Musicians

Drummers wore a red coat with swallows nest and lace in white.

The drum pattern had hoops in alternating poison green and red diagonal stripes, white drum cords over a brass drum with the Arms of Hanover in the centre.

Colours

Colonel Colour: white field; centre device consisting of the Arms of Hanover (common to all Hanoverian infantry regiments).

Colonel Colour - Source: Hannoverdidi

Regimental Colours: dark green field; centre device consisting of an outstretched mailed arm with sword, the whole surrounded by a laurel wreath and a trophy of arms; a white scroll above carrying the motto CUI VULT. Hereafter, we present an illustration from the Reitzenstein Sammlung, dating from circa 1761 (left) and the interpretation of Hannoverdidi (right).

Regimental Colour - Source: Interpretation of the Reitzenstein Sammlung (circa 1761)
Regimental Colour - Source: Interpretation of user Hannoverdidi

References

This article incorporates texts from the following books which are now in the public domain:

Other sources

Biles, Bill: The Hanoverian Army in the 18th Century, Seven Years War Association Journal Vol. VI No. 3

Gmundener Prachtwerk, circa 1761

Knötel, H. der Jung, and Hans M. Brauer: Uniformbogen Nr. 45, Berlin

Niemeyer, Joachim, and Georg Ortenburg: The Hanoverian Army during the Seven Years War

Pengel, R., and G. R. Hurt: German States in the Seven Years War 1740 to 1762, Imperial Press

Reitzenstein Sammlung, Bomann Museum, Celle

Rogge, Christian: The French & Allied Armies in Germany during the Seven Years War, Frankfurt, 2006

Vial, J. L.: Nec Pluribus Impar

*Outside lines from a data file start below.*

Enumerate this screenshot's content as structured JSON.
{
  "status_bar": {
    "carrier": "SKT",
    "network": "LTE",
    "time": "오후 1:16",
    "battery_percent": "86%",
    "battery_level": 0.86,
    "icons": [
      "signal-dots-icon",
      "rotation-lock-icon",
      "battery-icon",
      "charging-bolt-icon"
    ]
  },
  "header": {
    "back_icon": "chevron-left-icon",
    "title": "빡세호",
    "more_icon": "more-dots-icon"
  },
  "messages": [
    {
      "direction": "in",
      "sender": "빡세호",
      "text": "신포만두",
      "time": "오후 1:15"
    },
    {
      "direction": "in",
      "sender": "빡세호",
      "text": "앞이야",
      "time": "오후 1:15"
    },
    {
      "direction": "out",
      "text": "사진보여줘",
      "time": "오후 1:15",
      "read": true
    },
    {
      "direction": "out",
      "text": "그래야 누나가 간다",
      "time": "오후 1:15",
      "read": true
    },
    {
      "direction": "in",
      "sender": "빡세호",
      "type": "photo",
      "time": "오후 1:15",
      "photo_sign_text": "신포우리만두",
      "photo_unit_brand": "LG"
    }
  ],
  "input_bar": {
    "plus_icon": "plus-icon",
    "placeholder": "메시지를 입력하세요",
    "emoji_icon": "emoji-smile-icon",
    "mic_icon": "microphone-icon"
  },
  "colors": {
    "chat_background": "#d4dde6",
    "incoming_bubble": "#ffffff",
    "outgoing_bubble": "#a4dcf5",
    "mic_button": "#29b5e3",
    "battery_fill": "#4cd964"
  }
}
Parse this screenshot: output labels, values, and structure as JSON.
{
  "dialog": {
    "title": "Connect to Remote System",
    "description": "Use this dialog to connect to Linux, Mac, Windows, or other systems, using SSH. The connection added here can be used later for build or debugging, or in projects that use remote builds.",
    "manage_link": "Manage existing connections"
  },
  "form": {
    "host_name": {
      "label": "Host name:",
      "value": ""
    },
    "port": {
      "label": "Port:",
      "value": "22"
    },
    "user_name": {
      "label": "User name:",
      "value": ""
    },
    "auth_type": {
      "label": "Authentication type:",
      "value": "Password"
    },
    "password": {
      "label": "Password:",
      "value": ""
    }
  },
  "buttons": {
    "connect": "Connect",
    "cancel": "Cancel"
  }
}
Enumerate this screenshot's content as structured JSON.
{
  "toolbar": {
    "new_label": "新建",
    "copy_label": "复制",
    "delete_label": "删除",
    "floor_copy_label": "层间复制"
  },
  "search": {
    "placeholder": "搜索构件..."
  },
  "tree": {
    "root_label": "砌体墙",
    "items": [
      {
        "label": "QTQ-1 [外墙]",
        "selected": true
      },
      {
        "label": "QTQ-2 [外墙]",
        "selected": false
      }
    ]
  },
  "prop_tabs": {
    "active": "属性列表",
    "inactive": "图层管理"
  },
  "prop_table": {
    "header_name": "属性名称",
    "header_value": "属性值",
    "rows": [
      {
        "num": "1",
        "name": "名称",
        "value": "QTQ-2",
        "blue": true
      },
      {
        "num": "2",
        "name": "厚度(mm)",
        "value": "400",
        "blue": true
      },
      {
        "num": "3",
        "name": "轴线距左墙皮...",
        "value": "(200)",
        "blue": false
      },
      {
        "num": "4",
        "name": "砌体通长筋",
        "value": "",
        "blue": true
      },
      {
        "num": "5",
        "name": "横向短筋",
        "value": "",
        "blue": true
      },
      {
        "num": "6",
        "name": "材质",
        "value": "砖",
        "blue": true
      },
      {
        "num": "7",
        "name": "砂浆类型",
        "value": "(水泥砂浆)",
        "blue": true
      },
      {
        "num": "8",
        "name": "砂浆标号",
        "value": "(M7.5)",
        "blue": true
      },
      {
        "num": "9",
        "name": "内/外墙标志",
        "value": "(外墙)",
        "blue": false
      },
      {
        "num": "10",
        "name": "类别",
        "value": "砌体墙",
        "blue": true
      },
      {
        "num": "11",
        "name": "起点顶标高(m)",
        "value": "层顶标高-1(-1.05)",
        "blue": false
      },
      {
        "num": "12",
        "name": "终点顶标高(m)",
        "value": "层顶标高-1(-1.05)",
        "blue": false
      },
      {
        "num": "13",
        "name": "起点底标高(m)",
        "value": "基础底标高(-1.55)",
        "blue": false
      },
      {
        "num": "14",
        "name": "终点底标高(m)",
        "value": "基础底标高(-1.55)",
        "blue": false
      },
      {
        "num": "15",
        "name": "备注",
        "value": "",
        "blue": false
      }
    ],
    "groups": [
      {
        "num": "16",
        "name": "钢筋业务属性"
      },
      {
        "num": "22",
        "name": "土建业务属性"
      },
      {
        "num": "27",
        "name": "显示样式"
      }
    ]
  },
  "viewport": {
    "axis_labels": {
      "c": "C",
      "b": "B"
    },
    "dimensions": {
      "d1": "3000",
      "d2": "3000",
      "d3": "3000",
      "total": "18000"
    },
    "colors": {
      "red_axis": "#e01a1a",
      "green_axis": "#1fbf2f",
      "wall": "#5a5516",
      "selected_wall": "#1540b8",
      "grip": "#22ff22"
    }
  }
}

N.B.: the section Service during the War is mostly derived from our articles depicting the various campaigns, battles and sieges.